Date rape drugs don’t smell or taste of anything, so they could be given to you without you realising it. Someone could put it in your drink without you knowing. That’s why it’s really important to make sure you don’t leave your drink out of your sight at a party, club or gig. It’s also much safer to make sure you don’t let a stranger or someone you hardly know buy you a drink. 

If you’re out or at a party:

DO

  • keep your drinks with you at all times, even if you go to the bathroom
  • buy and open your own drinks
  • buy bottled drinks so you can keep your thumb over the rim in crowded areas
  • go to parties with people you trust
  • arrange how you will get back before you go out and let people know your plans.

DON'T

  • take drugs if somebody offers them to you. They can have the same effect as the date rape drug and can make you extremely vulnerable
  • let strangers buy you drinks
  • let people pass you drinks to share or share drinks with others
  • don’t drink from punch bowls (or ‘fish bowls’) that lots of strangers are sharing.

Staying safe from date rape drugs

Other helpful sites:

Police UK will help in an emergency. Dial 111 to contact our local police station. Dial 999 in an emergency.

Rape Crisis (England and Wales) is free to call on 0808 802 9999 for and offers help and support.

Rape Crisis Scotland offers support and advice if you're in Scotland. It's free to call on 0808 801 0302.

Survivors UK (Male rape) supports men and boys who've experienced sexual abuse and rape.
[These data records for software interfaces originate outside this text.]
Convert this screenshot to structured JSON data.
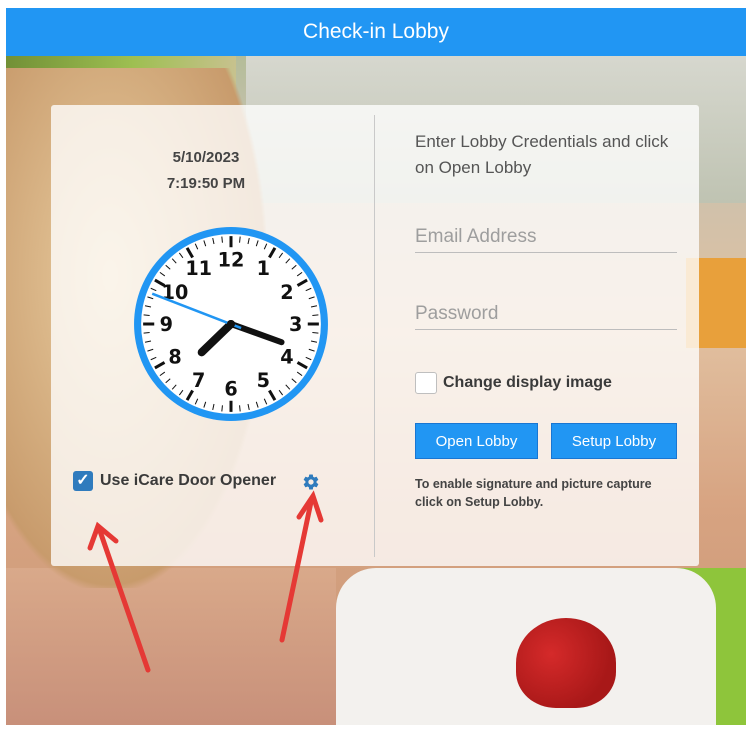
{
  "header": {
    "title": "Check-in Lobby"
  },
  "clock": {
    "date": "5/10/2023",
    "time": "7:19:50 PM",
    "numbers": [
      "12",
      "1",
      "2",
      "3",
      "4",
      "5",
      "6",
      "7",
      "8",
      "9",
      "10",
      "11"
    ]
  },
  "door_opener": {
    "label": "Use iCare Door Opener",
    "checked": true
  },
  "login": {
    "instructions": "Enter Lobby Credentials and click on Open Lobby",
    "email_placeholder": "Email Address",
    "password_placeholder": "Password",
    "change_image_label": "Change display image",
    "open_button": "Open Lobby",
    "setup_button": "Setup Lobby",
    "note": "To enable signature and picture capture click on Setup Lobby."
  },
  "colors": {
    "header": "#2196f3",
    "button": "#2196f3",
    "clock_ring": "#2196f3",
    "arrow": "#e53935"
  }
}
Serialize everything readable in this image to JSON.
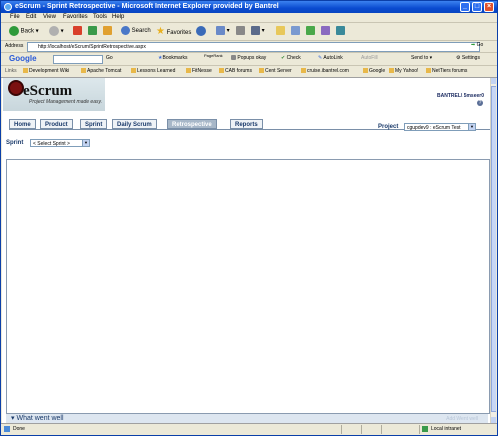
{
  "window": {
    "title": "eScrum - Sprint Retrospective - Microsoft Internet Explorer provided by Bantrel"
  },
  "menu": [
    "File",
    "Edit",
    "View",
    "Favorites",
    "Tools",
    "Help"
  ],
  "toolbar": {
    "back": "Back",
    "search": "Search",
    "favorites": "Favorites"
  },
  "address": {
    "label": "Address",
    "url": "http://localhost/eScrum/SprintRetrospective.aspx",
    "go": "Go",
    "links": "Links"
  },
  "google": {
    "logo": "Google",
    "go": "Go",
    "bookmarks": "Bookmarks",
    "pagerank": "PageRank",
    "popups": "Popups okay",
    "check": "Check",
    "autolink": "AutoLink",
    "autofill": "AutoFill",
    "sendto": "Send to",
    "settings": "Settings"
  },
  "links": [
    "Links",
    "Development Wiki",
    "Apache Tomcat",
    "Lessons Learned",
    "FitNesse",
    "CAB forums",
    "Cent Server",
    "cruise.ibantrel.com",
    "Google",
    "My Yahoo!",
    "NetTiers forums"
  ],
  "app": {
    "logo_name": "eScrum",
    "logo_tagline": "Project Management made easy.",
    "user": "BANTREL\\ 5mseer0",
    "help": "?",
    "tabs": [
      "Home",
      "Product",
      "Sprint",
      "Daily Scrum",
      "Retrospective",
      "Reports"
    ],
    "active_tab": "Retrospective",
    "project_label": "Project",
    "project_value": "cgupdev9 : eScrum Test",
    "sprint_label": "Sprint",
    "sprint_value": "< Select Sprint >",
    "section_title": "What went well",
    "section_add": "Add Went well"
  },
  "status": {
    "text": "Done",
    "zone": "Local intranet"
  },
  "colors": {
    "titlebar": "#0a4bd0",
    "accent": "#1a3a6a",
    "active_tab": "#a7b7c8"
  }
}
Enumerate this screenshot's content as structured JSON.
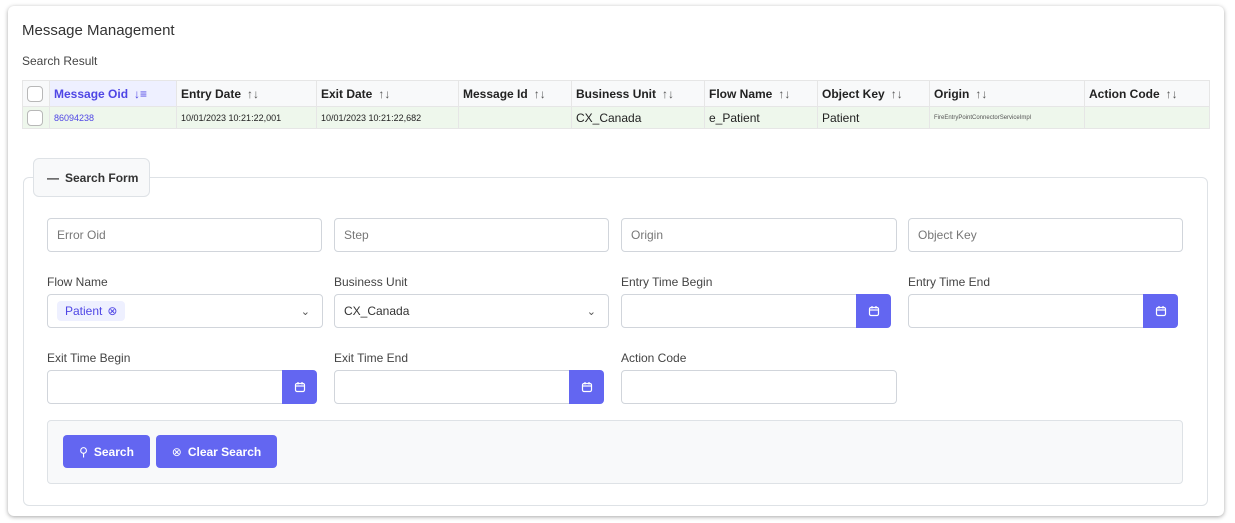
{
  "page": {
    "title": "Message Management",
    "subtitle": "Search Result"
  },
  "table": {
    "columns": [
      {
        "label": "Message Oid",
        "sort_icon": "↓≡",
        "sorted": true
      },
      {
        "label": "Entry Date",
        "sort_icon": "↑↓"
      },
      {
        "label": "Exit Date",
        "sort_icon": "↑↓"
      },
      {
        "label": "Message Id",
        "sort_icon": "↑↓"
      },
      {
        "label": "Business Unit",
        "sort_icon": "↑↓"
      },
      {
        "label": "Flow Name",
        "sort_icon": "↑↓"
      },
      {
        "label": "Object Key",
        "sort_icon": "↑↓"
      },
      {
        "label": "Origin",
        "sort_icon": "↑↓"
      },
      {
        "label": "Action Code",
        "sort_icon": "↑↓"
      }
    ],
    "rows": [
      {
        "message_oid": "86094238",
        "entry_date": "10/01/2023 10:21:22,001",
        "exit_date": "10/01/2023 10:21:22,682",
        "message_id": "",
        "business_unit": "CX_Canada",
        "flow_name": "e_Patient",
        "object_key": "Patient",
        "origin": "FireEntryPointConnectorServiceImpl",
        "action_code": ""
      }
    ]
  },
  "search_form": {
    "legend_icon": "—",
    "legend": "Search Form",
    "error_oid_placeholder": "Error Oid",
    "step_placeholder": "Step",
    "origin_placeholder": "Origin",
    "object_key_placeholder": "Object Key",
    "flow_name_label": "Flow Name",
    "flow_name_chip": "Patient",
    "flow_name_chip_remove": "⊗",
    "business_unit_label": "Business Unit",
    "business_unit_value": "CX_Canada",
    "dropdown_chevron": "⌄",
    "entry_time_begin_label": "Entry Time Begin",
    "entry_time_end_label": "Entry Time End",
    "exit_time_begin_label": "Exit Time Begin",
    "exit_time_end_label": "Exit Time End",
    "action_code_label": "Action Code",
    "search_icon": "⚲",
    "search_button": "Search",
    "clear_icon": "⊗",
    "clear_button": "Clear Search"
  },
  "colors": {
    "accent": "#6366f1",
    "row_bg": "#eef7ec",
    "link": "#4f46e5"
  }
}
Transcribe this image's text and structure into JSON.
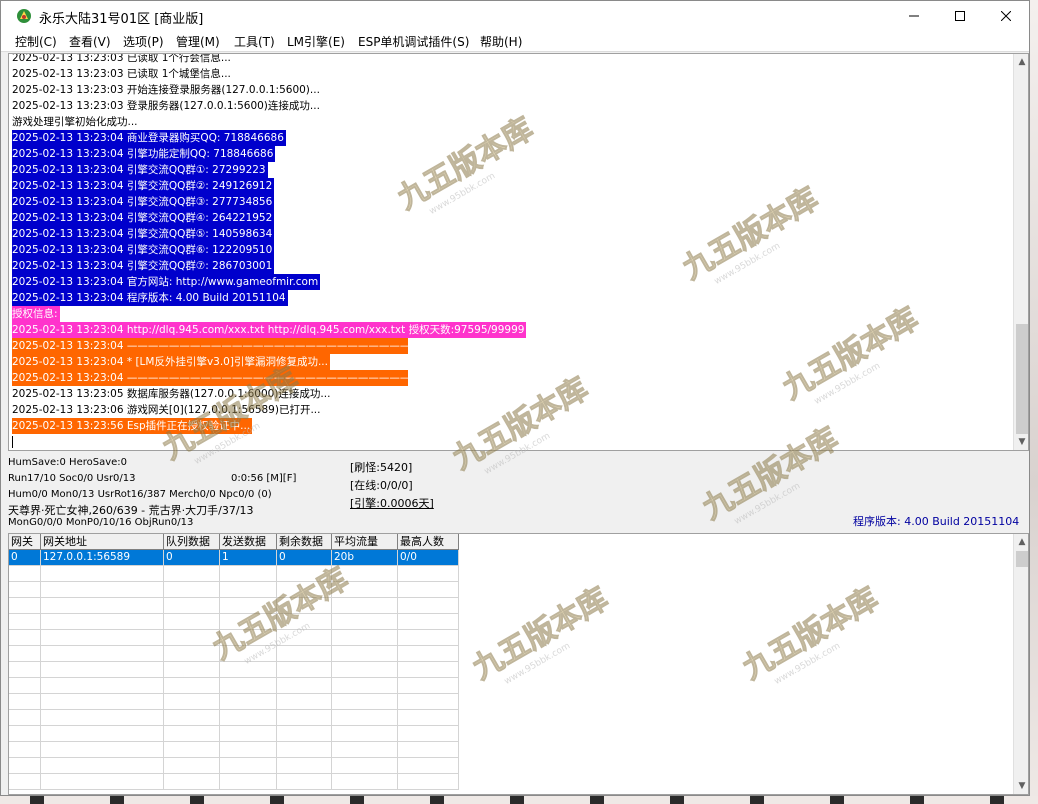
{
  "window": {
    "title": "永乐大陆31号01区 [商业版]"
  },
  "menu": [
    "控制(C)",
    "查看(V)",
    "选项(P)",
    "管理(M)",
    "工具(T)",
    "LM引擎(E)",
    "ESP单机调试插件(S)",
    "帮助(H)"
  ],
  "log": [
    {
      "text": "2025-02-13 13:23:03 已读取 1个行会信息...",
      "bg": "",
      "fg": "#000000"
    },
    {
      "text": "2025-02-13 13:23:03 已读取 1个城堡信息...",
      "bg": "",
      "fg": "#000000"
    },
    {
      "text": "2025-02-13 13:23:03 开始连接登录服务器(127.0.0.1:5600)...",
      "bg": "",
      "fg": "#000000"
    },
    {
      "text": "2025-02-13 13:23:03 登录服务器(127.0.0.1:5600)连接成功...",
      "bg": "",
      "fg": "#000000"
    },
    {
      "text": "游戏处理引擎初始化成功...",
      "bg": "",
      "fg": "#000000"
    },
    {
      "text": "2025-02-13 13:23:04 商业登录器购买QQ: 718846686",
      "bg": "#0000cc",
      "fg": "#ffffff"
    },
    {
      "text": "2025-02-13 13:23:04 引擎功能定制QQ: 718846686",
      "bg": "#0000cc",
      "fg": "#ffffff"
    },
    {
      "text": "2025-02-13 13:23:04 引擎交流QQ群①: 27299223",
      "bg": "#0000cc",
      "fg": "#ffffff"
    },
    {
      "text": "2025-02-13 13:23:04 引擎交流QQ群②: 249126912",
      "bg": "#0000cc",
      "fg": "#ffffff"
    },
    {
      "text": "2025-02-13 13:23:04 引擎交流QQ群③: 277734856",
      "bg": "#0000cc",
      "fg": "#ffffff"
    },
    {
      "text": "2025-02-13 13:23:04 引擎交流QQ群④: 264221952",
      "bg": "#0000cc",
      "fg": "#ffffff"
    },
    {
      "text": "2025-02-13 13:23:04 引擎交流QQ群⑤: 140598634",
      "bg": "#0000cc",
      "fg": "#ffffff"
    },
    {
      "text": "2025-02-13 13:23:04 引擎交流QQ群⑥: 122209510",
      "bg": "#0000cc",
      "fg": "#ffffff"
    },
    {
      "text": "2025-02-13 13:23:04 引擎交流QQ群⑦: 286703001",
      "bg": "#0000cc",
      "fg": "#ffffff"
    },
    {
      "text": "2025-02-13 13:23:04 官方网站: http://www.gameofmir.com",
      "bg": "#0000cc",
      "fg": "#ffffff"
    },
    {
      "text": "2025-02-13 13:23:04 程序版本: 4.00 Build 20151104",
      "bg": "#0000cc",
      "fg": "#ffffff"
    },
    {
      "text": "授权信息:",
      "bg": "#ff33cc",
      "fg": "#ffffff"
    },
    {
      "text": "2025-02-13 13:23:04 http://dlq.945.com/xxx.txt http://dlq.945.com/xxx.txt 授权天数:97595/99999",
      "bg": "#ff33cc",
      "fg": "#ffffff"
    },
    {
      "text": "2025-02-13 13:23:04 ————————————————————————————————————",
      "bg": "#ff6600",
      "fg": "#ffffff"
    },
    {
      "text": "2025-02-13 13:23:04 * [LM反外挂引擎v3.0]引擎漏洞修复成功...",
      "bg": "#ff6600",
      "fg": "#ffffff"
    },
    {
      "text": "2025-02-13 13:23:04 ————————————————————————————————————",
      "bg": "#ff6600",
      "fg": "#ffffff"
    },
    {
      "text": "2025-02-13 13:23:05 数据库服务器(127.0.0.1:6000)连接成功...",
      "bg": "",
      "fg": "#000000"
    },
    {
      "text": "2025-02-13 13:23:06 游戏网关[0](127.0.0.1:56589)已打开...",
      "bg": "",
      "fg": "#000000"
    },
    {
      "text": "2025-02-13 13:23:56 Esp插件正在授权验证中...",
      "bg": "#ff6600",
      "fg": "#ffffff"
    }
  ],
  "status": {
    "line1": "HumSave:0 HeroSave:0",
    "line2": "Run17/10 Soc0/0 Usr0/13",
    "timer": "0:0:56 [M][F]",
    "line3": "Hum0/0 Mon0/13 UsrRot16/387 Merch0/0 Npc0/0 (0)",
    "line4": "天尊界·死亡女神,260/639 - 荒古界·大刀手/37/13",
    "line5": "MonG0/0/0 MonP0/10/16 ObjRun0/13",
    "refresh": "[刷怪:5420]",
    "online": "[在线:0/0/0]",
    "engine": "[引擎:0.0006天]",
    "version": "程序版本: 4.00 Build 20151104"
  },
  "grid": {
    "headers": [
      "网关",
      "网关地址",
      "队列数据",
      "发送数据",
      "剩余数据",
      "平均流量",
      "最高人数"
    ],
    "rows": [
      [
        "0",
        "127.0.0.1:56589",
        "0",
        "1",
        "0",
        "20b",
        "0/0"
      ]
    ]
  },
  "watermark": {
    "title": "九五版本库",
    "url": "www.95bbk.com"
  },
  "colors": {
    "log_blue": "#0000cc",
    "log_pink": "#ff33cc",
    "log_orange": "#ff6600",
    "selection": "#0078d7"
  }
}
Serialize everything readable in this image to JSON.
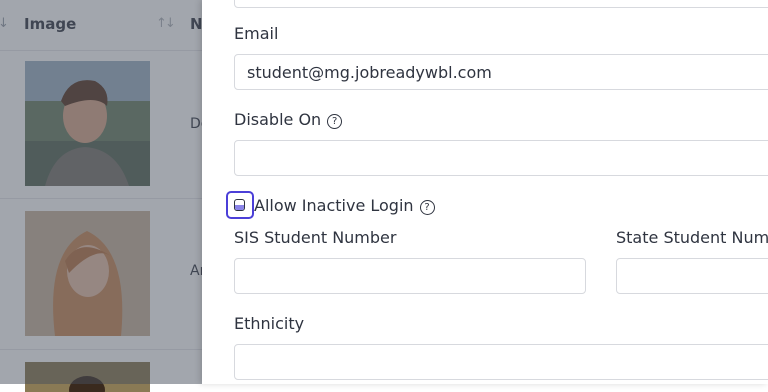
{
  "table": {
    "header_image": "Image",
    "header_name": "Na",
    "rows": [
      {
        "name_fragment": "De"
      },
      {
        "name_fragment": "An"
      },
      {
        "name_fragment": ""
      }
    ]
  },
  "form": {
    "email_label": "Email",
    "email_value": "student@mg.jobreadywbl.com",
    "disable_on_label": "Disable On",
    "disable_on_value": "",
    "allow_inactive_login_label": "Allow Inactive Login",
    "sis_student_number_label": "SIS Student Number",
    "sis_student_number_value": "",
    "state_student_number_label": "State Student Numb",
    "state_student_number_value": "",
    "ethnicity_label": "Ethnicity",
    "ethnicity_value": "",
    "help_glyph": "?"
  },
  "colors": {
    "focus_ring": "#4b3fd8",
    "overlay": "rgba(70,78,92,0.5)"
  },
  "icons": [
    "sort-arrow-icon",
    "sort-icon",
    "help-icon",
    "checkbox-icon"
  ]
}
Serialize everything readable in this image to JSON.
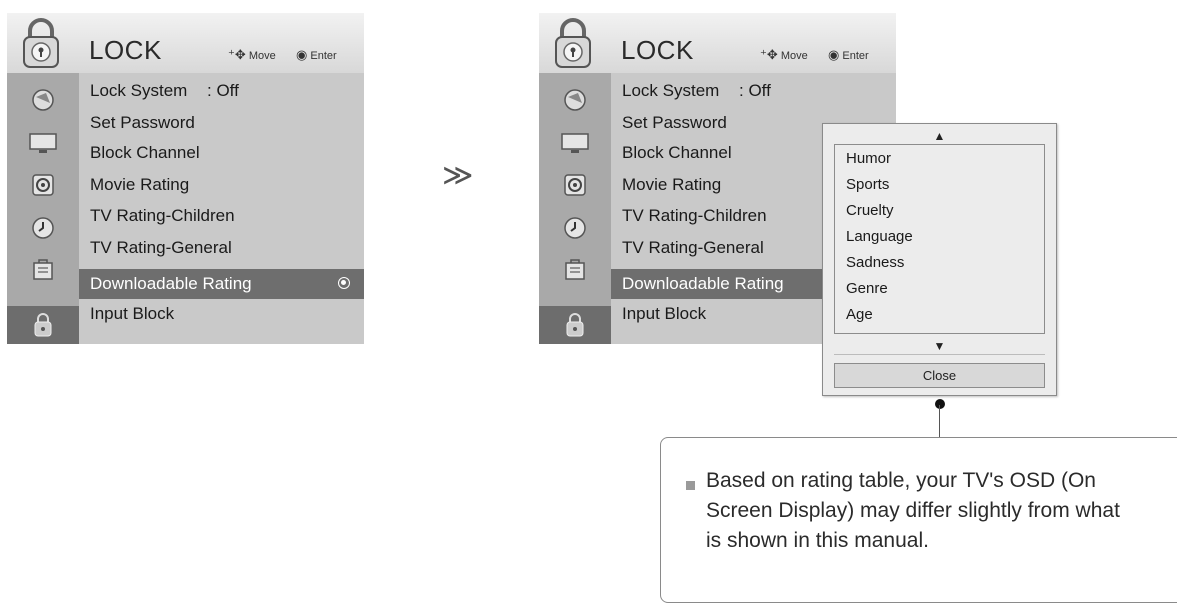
{
  "menu": {
    "title": "LOCK",
    "hint_move": "Move",
    "hint_enter": "Enter",
    "items": [
      {
        "label": "Lock System",
        "value": ": Off"
      },
      {
        "label": "Set Password"
      },
      {
        "label": "Block Channel"
      },
      {
        "label": "Movie Rating"
      },
      {
        "label": "TV Rating-Children"
      },
      {
        "label": "TV Rating-General"
      },
      {
        "label": "Downloadable Rating"
      },
      {
        "label": "Input Block"
      }
    ],
    "selected_item": "Downloadable Rating",
    "rail_icons": [
      "picture-icon",
      "screen-icon",
      "speaker-icon",
      "clock-icon",
      "option-icon",
      "lock-icon"
    ],
    "active_rail_icon": "lock-icon"
  },
  "separator": "≫",
  "popup": {
    "options": [
      "Humor",
      "Sports",
      "Cruelty",
      "Language",
      "Sadness",
      "Genre",
      "Age"
    ],
    "close_label": "Close"
  },
  "note": {
    "text": "Based on rating table, your TV's OSD (On Screen Display) may differ slightly from what is shown in this manual."
  },
  "colors": {
    "menu_bg": "#c9c9c9",
    "rail_bg": "#a9a9a9",
    "selected_bg": "#6e6e6e"
  }
}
My Decision is a step-by-step tool from the Met Police for anyone who has been sexually assaulted or witnessed a sexual assault.